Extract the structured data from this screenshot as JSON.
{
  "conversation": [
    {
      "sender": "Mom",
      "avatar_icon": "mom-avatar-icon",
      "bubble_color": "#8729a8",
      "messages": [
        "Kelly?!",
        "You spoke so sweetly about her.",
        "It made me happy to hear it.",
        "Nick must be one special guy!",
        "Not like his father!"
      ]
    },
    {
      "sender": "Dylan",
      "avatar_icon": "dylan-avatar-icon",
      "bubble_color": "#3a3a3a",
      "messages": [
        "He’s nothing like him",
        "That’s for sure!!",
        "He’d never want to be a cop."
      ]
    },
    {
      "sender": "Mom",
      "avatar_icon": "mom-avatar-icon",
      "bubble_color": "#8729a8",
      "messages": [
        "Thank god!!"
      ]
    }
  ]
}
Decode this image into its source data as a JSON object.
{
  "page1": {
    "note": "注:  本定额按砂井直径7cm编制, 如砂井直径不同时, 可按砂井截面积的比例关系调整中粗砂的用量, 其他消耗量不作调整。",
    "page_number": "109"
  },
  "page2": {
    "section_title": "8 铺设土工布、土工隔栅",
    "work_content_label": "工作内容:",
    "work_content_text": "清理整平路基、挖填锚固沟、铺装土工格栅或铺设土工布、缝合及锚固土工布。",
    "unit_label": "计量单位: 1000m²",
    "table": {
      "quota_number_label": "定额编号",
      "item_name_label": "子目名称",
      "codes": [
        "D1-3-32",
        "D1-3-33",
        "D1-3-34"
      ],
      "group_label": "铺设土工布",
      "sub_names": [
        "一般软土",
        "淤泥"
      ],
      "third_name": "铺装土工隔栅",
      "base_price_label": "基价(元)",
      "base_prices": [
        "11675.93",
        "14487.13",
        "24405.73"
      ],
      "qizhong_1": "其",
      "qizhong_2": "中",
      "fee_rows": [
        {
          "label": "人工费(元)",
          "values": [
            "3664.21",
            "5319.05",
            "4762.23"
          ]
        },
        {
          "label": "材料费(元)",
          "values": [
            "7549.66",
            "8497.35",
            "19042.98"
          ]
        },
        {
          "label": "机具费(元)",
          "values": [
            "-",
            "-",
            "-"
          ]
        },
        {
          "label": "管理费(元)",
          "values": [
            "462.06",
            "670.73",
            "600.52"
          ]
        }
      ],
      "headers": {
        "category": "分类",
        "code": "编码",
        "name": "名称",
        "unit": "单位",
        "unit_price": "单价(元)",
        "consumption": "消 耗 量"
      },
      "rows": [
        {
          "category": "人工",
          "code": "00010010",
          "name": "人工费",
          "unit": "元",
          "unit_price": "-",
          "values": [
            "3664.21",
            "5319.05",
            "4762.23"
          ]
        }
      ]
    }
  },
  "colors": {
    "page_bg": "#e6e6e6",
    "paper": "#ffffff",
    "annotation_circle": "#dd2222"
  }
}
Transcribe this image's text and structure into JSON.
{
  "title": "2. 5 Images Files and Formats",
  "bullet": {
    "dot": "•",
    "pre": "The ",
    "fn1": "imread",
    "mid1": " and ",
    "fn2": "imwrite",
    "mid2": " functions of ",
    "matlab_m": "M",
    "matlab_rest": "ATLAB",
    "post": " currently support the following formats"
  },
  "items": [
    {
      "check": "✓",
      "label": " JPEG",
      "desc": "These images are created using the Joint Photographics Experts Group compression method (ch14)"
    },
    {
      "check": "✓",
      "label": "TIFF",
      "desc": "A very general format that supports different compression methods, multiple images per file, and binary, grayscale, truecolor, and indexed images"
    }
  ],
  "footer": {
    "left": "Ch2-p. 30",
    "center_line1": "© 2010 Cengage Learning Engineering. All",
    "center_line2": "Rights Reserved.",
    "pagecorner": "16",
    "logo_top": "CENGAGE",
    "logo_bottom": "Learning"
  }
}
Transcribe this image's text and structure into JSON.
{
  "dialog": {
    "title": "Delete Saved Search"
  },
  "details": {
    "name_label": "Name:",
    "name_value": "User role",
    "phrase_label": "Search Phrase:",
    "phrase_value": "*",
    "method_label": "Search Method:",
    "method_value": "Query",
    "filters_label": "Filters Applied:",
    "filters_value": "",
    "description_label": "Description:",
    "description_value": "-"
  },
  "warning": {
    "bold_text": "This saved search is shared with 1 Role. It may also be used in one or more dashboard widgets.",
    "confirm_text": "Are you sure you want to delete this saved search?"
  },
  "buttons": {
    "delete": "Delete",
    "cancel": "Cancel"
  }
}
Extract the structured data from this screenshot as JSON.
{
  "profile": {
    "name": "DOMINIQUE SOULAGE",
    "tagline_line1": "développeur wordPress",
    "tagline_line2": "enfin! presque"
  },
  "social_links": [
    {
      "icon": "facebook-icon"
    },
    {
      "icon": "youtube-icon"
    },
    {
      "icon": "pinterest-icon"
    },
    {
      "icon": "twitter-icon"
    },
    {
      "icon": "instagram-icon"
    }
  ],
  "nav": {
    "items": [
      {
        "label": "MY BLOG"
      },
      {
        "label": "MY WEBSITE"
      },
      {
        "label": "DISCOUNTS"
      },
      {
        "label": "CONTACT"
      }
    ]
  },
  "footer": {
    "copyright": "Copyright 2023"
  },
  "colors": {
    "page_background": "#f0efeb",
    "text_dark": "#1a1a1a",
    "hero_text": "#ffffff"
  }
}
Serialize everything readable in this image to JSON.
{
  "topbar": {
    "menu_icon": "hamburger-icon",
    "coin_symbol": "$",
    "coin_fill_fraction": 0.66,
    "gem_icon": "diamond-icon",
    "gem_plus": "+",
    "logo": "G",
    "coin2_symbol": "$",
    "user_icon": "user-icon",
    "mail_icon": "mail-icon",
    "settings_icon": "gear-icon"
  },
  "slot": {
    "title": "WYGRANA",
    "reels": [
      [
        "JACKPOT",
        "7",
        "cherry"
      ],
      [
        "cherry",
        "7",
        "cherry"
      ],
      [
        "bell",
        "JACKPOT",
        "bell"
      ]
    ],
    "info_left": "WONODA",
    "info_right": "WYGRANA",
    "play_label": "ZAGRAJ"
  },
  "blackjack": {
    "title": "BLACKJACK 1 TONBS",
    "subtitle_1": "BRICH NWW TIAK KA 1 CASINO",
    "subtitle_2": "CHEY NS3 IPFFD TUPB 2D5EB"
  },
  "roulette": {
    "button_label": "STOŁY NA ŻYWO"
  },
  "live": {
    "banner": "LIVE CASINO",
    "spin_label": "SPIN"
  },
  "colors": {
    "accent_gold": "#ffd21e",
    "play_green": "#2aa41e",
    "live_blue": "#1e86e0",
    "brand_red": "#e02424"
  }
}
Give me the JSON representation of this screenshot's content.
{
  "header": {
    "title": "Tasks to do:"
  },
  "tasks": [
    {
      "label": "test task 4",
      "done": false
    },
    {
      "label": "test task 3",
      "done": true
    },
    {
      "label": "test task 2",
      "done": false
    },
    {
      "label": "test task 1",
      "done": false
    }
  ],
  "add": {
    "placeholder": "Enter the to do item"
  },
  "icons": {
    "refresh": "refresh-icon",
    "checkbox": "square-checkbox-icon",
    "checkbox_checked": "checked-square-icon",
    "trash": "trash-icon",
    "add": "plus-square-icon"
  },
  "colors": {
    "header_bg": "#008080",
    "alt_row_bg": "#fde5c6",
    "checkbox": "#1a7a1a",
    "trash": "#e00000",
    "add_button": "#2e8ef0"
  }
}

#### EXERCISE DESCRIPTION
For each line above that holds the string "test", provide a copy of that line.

#### SOLUTION TO THE PROBLEM
      "label": "test task 4",
      "label": "test task 3",
      "label": "test task 2",
      "label": "test task 1",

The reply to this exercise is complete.